=== What is needed ===
Your response should be every line of the data, written out exactly.

Recorded data:
[Start of Attachment]

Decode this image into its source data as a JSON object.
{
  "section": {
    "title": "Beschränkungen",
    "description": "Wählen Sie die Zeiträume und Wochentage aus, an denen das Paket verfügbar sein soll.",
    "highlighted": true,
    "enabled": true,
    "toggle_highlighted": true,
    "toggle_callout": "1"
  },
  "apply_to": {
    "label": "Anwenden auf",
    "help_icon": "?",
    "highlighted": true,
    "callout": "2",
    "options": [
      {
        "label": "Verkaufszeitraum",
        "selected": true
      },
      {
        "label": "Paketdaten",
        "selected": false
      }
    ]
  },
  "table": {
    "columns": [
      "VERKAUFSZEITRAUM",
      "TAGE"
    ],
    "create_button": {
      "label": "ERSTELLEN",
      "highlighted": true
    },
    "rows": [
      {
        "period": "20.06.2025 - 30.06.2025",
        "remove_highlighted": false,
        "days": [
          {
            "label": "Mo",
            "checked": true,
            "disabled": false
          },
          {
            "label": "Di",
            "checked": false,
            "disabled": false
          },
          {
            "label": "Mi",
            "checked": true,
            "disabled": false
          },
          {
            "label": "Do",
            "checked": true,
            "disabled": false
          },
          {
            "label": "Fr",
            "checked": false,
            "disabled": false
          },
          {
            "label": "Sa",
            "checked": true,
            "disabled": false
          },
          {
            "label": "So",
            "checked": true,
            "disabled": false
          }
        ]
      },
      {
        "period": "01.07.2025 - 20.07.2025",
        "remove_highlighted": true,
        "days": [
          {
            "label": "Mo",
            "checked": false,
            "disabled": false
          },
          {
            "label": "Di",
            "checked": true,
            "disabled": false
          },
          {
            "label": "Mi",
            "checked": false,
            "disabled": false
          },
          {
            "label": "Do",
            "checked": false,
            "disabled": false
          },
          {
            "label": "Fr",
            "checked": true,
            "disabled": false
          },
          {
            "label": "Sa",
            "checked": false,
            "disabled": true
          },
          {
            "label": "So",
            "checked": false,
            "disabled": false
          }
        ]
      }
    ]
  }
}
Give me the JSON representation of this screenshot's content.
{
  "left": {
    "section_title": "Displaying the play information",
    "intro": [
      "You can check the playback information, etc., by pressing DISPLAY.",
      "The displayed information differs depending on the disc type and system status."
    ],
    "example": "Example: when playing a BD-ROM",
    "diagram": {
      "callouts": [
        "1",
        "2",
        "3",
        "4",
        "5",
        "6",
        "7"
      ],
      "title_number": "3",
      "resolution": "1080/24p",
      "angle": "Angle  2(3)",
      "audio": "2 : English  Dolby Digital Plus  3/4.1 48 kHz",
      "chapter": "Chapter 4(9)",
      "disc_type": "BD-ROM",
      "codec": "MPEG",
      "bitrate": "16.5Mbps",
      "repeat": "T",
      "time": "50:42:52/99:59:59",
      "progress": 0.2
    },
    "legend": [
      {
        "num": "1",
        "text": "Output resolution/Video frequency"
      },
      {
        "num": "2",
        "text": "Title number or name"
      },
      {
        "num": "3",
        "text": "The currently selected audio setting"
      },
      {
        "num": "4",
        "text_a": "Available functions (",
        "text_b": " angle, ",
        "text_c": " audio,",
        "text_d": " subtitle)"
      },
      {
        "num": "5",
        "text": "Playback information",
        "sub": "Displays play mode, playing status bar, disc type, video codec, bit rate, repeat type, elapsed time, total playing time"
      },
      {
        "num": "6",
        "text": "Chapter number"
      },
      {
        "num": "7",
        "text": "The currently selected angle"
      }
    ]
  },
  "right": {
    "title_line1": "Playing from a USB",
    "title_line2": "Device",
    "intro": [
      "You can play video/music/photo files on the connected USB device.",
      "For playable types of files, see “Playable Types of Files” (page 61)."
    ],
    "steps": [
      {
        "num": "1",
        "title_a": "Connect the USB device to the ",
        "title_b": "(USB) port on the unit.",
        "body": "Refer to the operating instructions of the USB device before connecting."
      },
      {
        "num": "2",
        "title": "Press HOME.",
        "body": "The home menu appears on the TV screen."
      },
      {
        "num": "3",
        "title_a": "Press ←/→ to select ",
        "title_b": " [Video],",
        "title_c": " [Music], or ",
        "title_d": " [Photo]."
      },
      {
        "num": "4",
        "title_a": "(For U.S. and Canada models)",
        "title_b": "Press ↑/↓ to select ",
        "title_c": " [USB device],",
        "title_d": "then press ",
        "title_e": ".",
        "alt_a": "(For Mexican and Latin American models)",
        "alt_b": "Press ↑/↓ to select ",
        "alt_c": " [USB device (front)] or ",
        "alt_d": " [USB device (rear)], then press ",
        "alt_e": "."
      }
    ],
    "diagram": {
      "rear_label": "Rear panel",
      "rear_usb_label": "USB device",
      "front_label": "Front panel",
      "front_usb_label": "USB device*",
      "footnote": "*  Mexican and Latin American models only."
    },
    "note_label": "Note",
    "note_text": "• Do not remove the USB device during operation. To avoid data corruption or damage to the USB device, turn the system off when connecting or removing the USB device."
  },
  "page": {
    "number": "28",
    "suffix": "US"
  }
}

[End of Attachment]

=== Answer space ===
Decode this image into its source data as a JSON object.
{
  "section": {
    "title": "Beschränkungen",
    "description": "Wählen Sie die Zeiträume und Wochentage aus, an denen das Paket verfügbar sein soll.",
    "highlighted": true,
    "enabled": true,
    "toggle_highlighted": true,
    "toggle_callout": "1"
  },
  "apply_to": {
    "label": "Anwenden auf",
    "help_icon": "?",
    "highlighted": true,
    "callout": "2",
    "options": [
      {
        "label": "Verkaufszeitraum",
        "selected": true
      },
      {
        "label": "Paketdaten",
        "selected": false
      }
    ]
  },
  "table": {
    "columns": [
      "VERKAUFSZEITRAUM",
      "TAGE"
    ],
    "create_button": {
      "label": "ERSTELLEN",
      "highlighted": true
    },
    "rows": [
      {
        "period": "20.06.2025 - 30.06.2025",
        "remove_highlighted": false,
        "days": [
          {
            "label": "Mo",
            "checked": true,
            "disabled": false
          },
          {
            "label": "Di",
            "checked": false,
            "disabled": false
          },
          {
            "label": "Mi",
            "checked": true,
            "disabled": false
          },
          {
            "label": "Do",
            "checked": true,
            "disabled": false
          },
          {
            "label": "Fr",
            "checked": false,
            "disabled": false
          },
          {
            "label": "Sa",
            "checked": true,
            "disabled": false
          },
          {
            "label": "So",
            "checked": true,
            "disabled": false
          }
        ]
      },
      {
        "period": "01.07.2025 - 20.07.2025",
        "remove_highlighted": true,
        "days": [
          {
            "label": "Mo",
            "checked": false,
            "disabled": false
          },
          {
            "label": "Di",
            "checked": true,
            "disabled": false
          },
          {
            "label": "Mi",
            "checked": false,
            "disabled": false
          },
          {
            "label": "Do",
            "checked": false,
            "disabled": false
          },
          {
            "label": "Fr",
            "checked": true,
            "disabled": false
          },
          {
            "label": "Sa",
            "checked": false,
            "disabled": true
          },
          {
            "label": "So",
            "checked": false,
            "disabled": false
          }
        ]
      }
    ]
  }
}
Give me the JSON representation of this screenshot's content.
{
  "left": {
    "section_title": "Displaying the play information",
    "intro": [
      "You can check the playback information, etc., by pressing DISPLAY.",
      "The displayed information differs depending on the disc type and system status."
    ],
    "example": "Example: when playing a BD-ROM",
    "diagram": {
      "callouts": [
        "1",
        "2",
        "3",
        "4",
        "5",
        "6",
        "7"
      ],
      "title_number": "3",
      "resolution": "1080/24p",
      "angle": "Angle  2(3)",
      "audio": "2 : English  Dolby Digital Plus  3/4.1 48 kHz",
      "chapter": "Chapter 4(9)",
      "disc_type": "BD-ROM",
      "codec": "MPEG",
      "bitrate": "16.5Mbps",
      "repeat": "T",
      "time": "50:42:52/99:59:59",
      "progress": 0.2
    },
    "legend": [
      {
        "num": "1",
        "text": "Output resolution/Video frequency"
      },
      {
        "num": "2",
        "text": "Title number or name"
      },
      {
        "num": "3",
        "text": "The currently selected audio setting"
      },
      {
        "num": "4",
        "text_a": "Available functions (",
        "text_b": " angle, ",
        "text_c": " audio,",
        "text_d": " subtitle)"
      },
      {
        "num": "5",
        "text": "Playback information",
        "sub": "Displays play mode, playing status bar, disc type, video codec, bit rate, repeat type, elapsed time, total playing time"
      },
      {
        "num": "6",
        "text": "Chapter number"
      },
      {
        "num": "7",
        "text": "The currently selected angle"
      }
    ]
  },
  "right": {
    "title_line1": "Playing from a USB",
    "title_line2": "Device",
    "intro": [
      "You can play video/music/photo files on the connected USB device.",
      "For playable types of files, see “Playable Types of Files” (page 61)."
    ],
    "steps": [
      {
        "num": "1",
        "title_a": "Connect the USB device to the ",
        "title_b": "(USB) port on the unit.",
        "body": "Refer to the operating instructions of the USB device before connecting."
      },
      {
        "num": "2",
        "title": "Press HOME.",
        "body": "The home menu appears on the TV screen."
      },
      {
        "num": "3",
        "title_a": "Press ←/→ to select ",
        "title_b": " [Video],",
        "title_c": " [Music], or ",
        "title_d": " [Photo]."
      },
      {
        "num": "4",
        "title_a": "(For U.S. and Canada models)",
        "title_b": "Press ↑/↓ to select ",
        "title_c": " [USB device],",
        "title_d": "then press ",
        "title_e": ".",
        "alt_a": "(For Mexican and Latin American models)",
        "alt_b": "Press ↑/↓ to select ",
        "alt_c": " [USB device (front)] or ",
        "alt_d": " [USB device (rear)], then press ",
        "alt_e": "."
      }
    ],
    "diagram": {
      "rear_label": "Rear panel",
      "rear_usb_label": "USB device",
      "front_label": "Front panel",
      "front_usb_label": "USB device*",
      "footnote": "*  Mexican and Latin American models only."
    },
    "note_label": "Note",
    "note_text": "• Do not remove the USB device during operation. To avoid data corruption or damage to the USB device, turn the system off when connecting or removing the USB device."
  },
  "page": {
    "number": "28",
    "suffix": "US"
  }
}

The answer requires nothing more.